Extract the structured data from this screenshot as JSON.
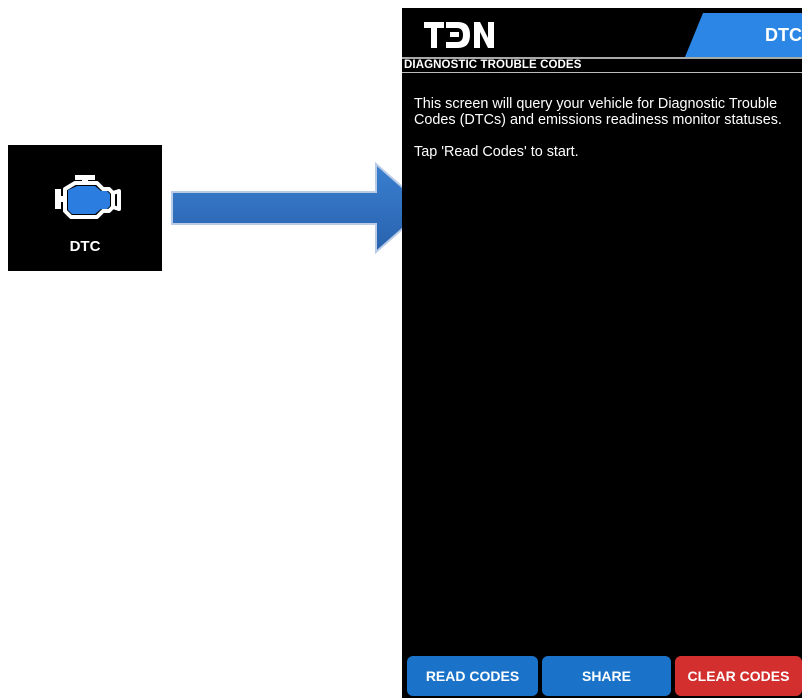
{
  "tile": {
    "label": "DTC",
    "icon": "engine-icon",
    "accent_color": "#2b7de0"
  },
  "arrow": {
    "icon": "arrow-right-icon",
    "color": "#2f6fc0"
  },
  "app": {
    "logo_text": "TDN",
    "tab_label": "DTC",
    "tab_color": "#2b86e6",
    "section_title": "DIAGNOSTIC TROUBLE CODES",
    "paragraphs": [
      "This screen will query your vehicle for Diagnostic Trouble Codes (DTCs) and emissions readiness monitor statuses.",
      "Tap 'Read Codes' to start."
    ],
    "buttons": {
      "read_codes": "READ CODES",
      "share": "SHARE",
      "clear_codes": "CLEAR CODES"
    },
    "button_colors": {
      "primary": "#1a73c9",
      "danger": "#d32f2f"
    }
  }
}
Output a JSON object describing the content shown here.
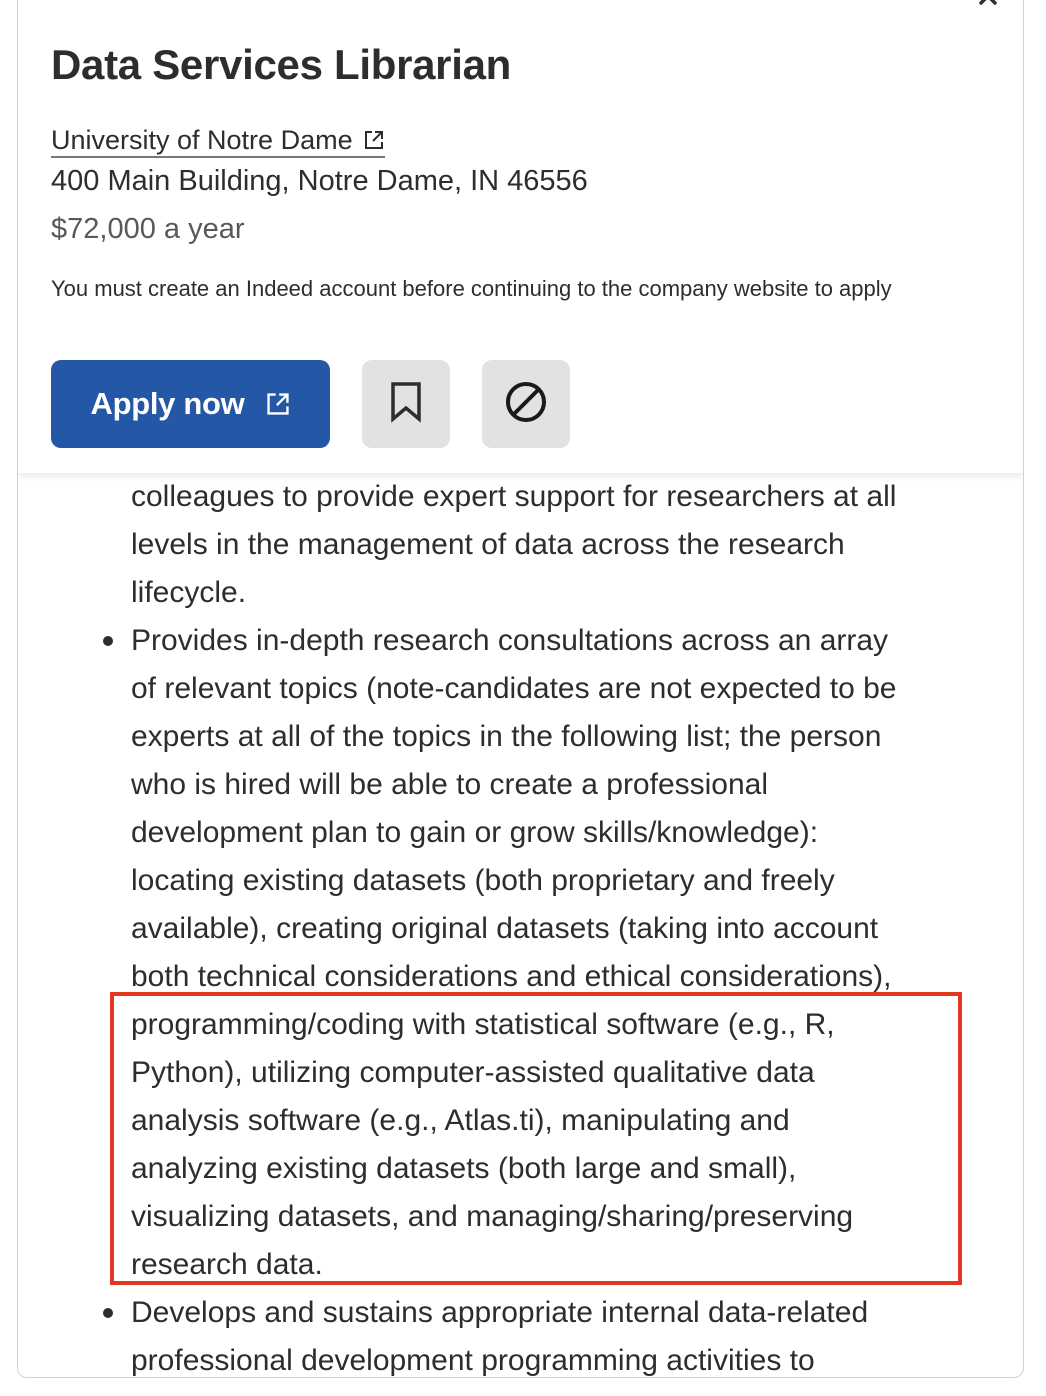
{
  "header": {
    "job_title": "Data Services Librarian",
    "company": "University of Notre Dame",
    "location": "400 Main Building, Notre Dame, IN 46556",
    "salary": "$72,000 a year",
    "notice": "You must create an Indeed account before continuing to the company website to apply",
    "apply_label": "Apply now"
  },
  "description": {
    "block1": [
      "colleagues to provide expert support for researchers at all",
      "levels in the management of data across the research",
      "lifecycle."
    ],
    "block2": [
      "Provides in-depth research consultations across an array",
      "of relevant topics (note-candidates are not expected to be",
      "experts at all of the topics in the following list; the person",
      "who is hired will be able to create a professional",
      "development plan to gain or grow skills/knowledge):",
      "locating existing datasets (both proprietary and freely",
      "available), creating original datasets (taking into account",
      "both technical considerations and ethical considerations),",
      "programming/coding with statistical software (e.g., R,",
      "Python), utilizing computer-assisted qualitative data",
      "analysis software (e.g., Atlas.ti), manipulating and",
      "analyzing existing datasets (both large and small),",
      "visualizing datasets, and managing/sharing/preserving",
      "research data."
    ],
    "block3": [
      "Develops and sustains appropriate internal data-related",
      "professional development programming activities to"
    ]
  },
  "colors": {
    "apply_button": "#2557a7",
    "icon_button": "#e4e2e0",
    "highlight_box": "#e0381e",
    "text": "#2d2d2d"
  },
  "icons": {
    "close": "close-icon",
    "external_link": "external-link-icon",
    "bookmark": "bookmark-icon",
    "not_interested": "block-icon"
  }
}
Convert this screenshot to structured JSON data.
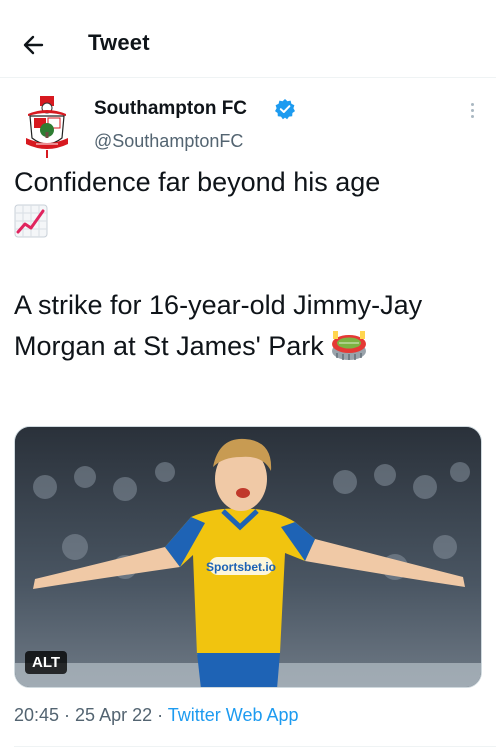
{
  "header": {
    "title": "Tweet",
    "back_icon": "arrow-left-icon"
  },
  "author": {
    "name": "Southampton FC",
    "handle": "@SouthamptonFC",
    "verified": true,
    "avatar_icon": "southampton-crest-icon",
    "verified_icon": "verified-badge-icon"
  },
  "tweet": {
    "line1": "Confidence far beyond his age",
    "line1_emoji": "chart-increasing-icon",
    "line2": "A strike for 16-year-old Jimmy-Jay Morgan at St James' Park",
    "line2_emoji": "stadium-icon"
  },
  "media": {
    "alt_label": "ALT",
    "shirt_sponsor": "Sportsbet.io"
  },
  "meta": {
    "time": "20:45",
    "separator1": " · ",
    "date": "25 Apr 22",
    "separator2": " · ",
    "source": "Twitter Web App"
  },
  "colors": {
    "accent": "#1d9bf0",
    "secondary_text": "#536471",
    "text": "#0f1419"
  }
}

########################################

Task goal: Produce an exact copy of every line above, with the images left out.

Reply:
Extract the structured data from this screenshot as JSON.
{
  "tile": {
    "label": "DTC",
    "icon": "engine-icon",
    "accent_color": "#2b7de0"
  },
  "arrow": {
    "icon": "arrow-right-icon",
    "color": "#2f6fc0"
  },
  "app": {
    "logo_text": "TDN",
    "tab_label": "DTC",
    "tab_color": "#2b86e6",
    "section_title": "DIAGNOSTIC TROUBLE CODES",
    "paragraphs": [
      "This screen will query your vehicle for Diagnostic Trouble Codes (DTCs) and emissions readiness monitor statuses.",
      "Tap 'Read Codes' to start."
    ],
    "buttons": {
      "read_codes": "READ CODES",
      "share": "SHARE",
      "clear_codes": "CLEAR CODES"
    },
    "button_colors": {
      "primary": "#1a73c9",
      "danger": "#d32f2f"
    }
  }
}
Output a JSON object describing the content shown here.
{
  "header": {
    "job_title": "Data Services Librarian",
    "company": "University of Notre Dame",
    "location": "400 Main Building, Notre Dame, IN 46556",
    "salary": "$72,000 a year",
    "notice": "You must create an Indeed account before continuing to the company website to apply",
    "apply_label": "Apply now"
  },
  "description": {
    "block1": [
      "colleagues to provide expert support for researchers at all",
      "levels in the management of data across the research",
      "lifecycle."
    ],
    "block2": [
      "Provides in-depth research consultations across an array",
      "of relevant topics (note-candidates are not expected to be",
      "experts at all of the topics in the following list; the person",
      "who is hired will be able to create a professional",
      "development plan to gain or grow skills/knowledge):",
      "locating existing datasets (both proprietary and freely",
      "available), creating original datasets (taking into account",
      "both technical considerations and ethical considerations),",
      "programming/coding with statistical software (e.g., R,",
      "Python), utilizing computer-assisted qualitative data",
      "analysis software (e.g., Atlas.ti), manipulating and",
      "analyzing existing datasets (both large and small),",
      "visualizing datasets, and managing/sharing/preserving",
      "research data."
    ],
    "block3": [
      "Develops and sustains appropriate internal data-related",
      "professional development programming activities to"
    ]
  },
  "colors": {
    "apply_button": "#2557a7",
    "icon_button": "#e4e2e0",
    "highlight_box": "#e0381e",
    "text": "#2d2d2d"
  },
  "icons": {
    "close": "close-icon",
    "external_link": "external-link-icon",
    "bookmark": "bookmark-icon",
    "not_interested": "block-icon"
  }
}
Convert this screenshot to structured JSON data.
{
  "header": {
    "title": "Tweet",
    "back_icon": "arrow-left-icon"
  },
  "author": {
    "name": "Southampton FC",
    "handle": "@SouthamptonFC",
    "verified": true,
    "avatar_icon": "southampton-crest-icon",
    "verified_icon": "verified-badge-icon"
  },
  "tweet": {
    "line1": "Confidence far beyond his age",
    "line1_emoji": "chart-increasing-icon",
    "line2": "A strike for 16-year-old Jimmy-Jay Morgan at St James' Park",
    "line2_emoji": "stadium-icon"
  },
  "media": {
    "alt_label": "ALT",
    "shirt_sponsor": "Sportsbet.io"
  },
  "meta": {
    "time": "20:45",
    "separator1": " · ",
    "date": "25 Apr 22",
    "separator2": " · ",
    "source": "Twitter Web App"
  },
  "colors": {
    "accent": "#1d9bf0",
    "secondary_text": "#536471",
    "text": "#0f1419"
  }
}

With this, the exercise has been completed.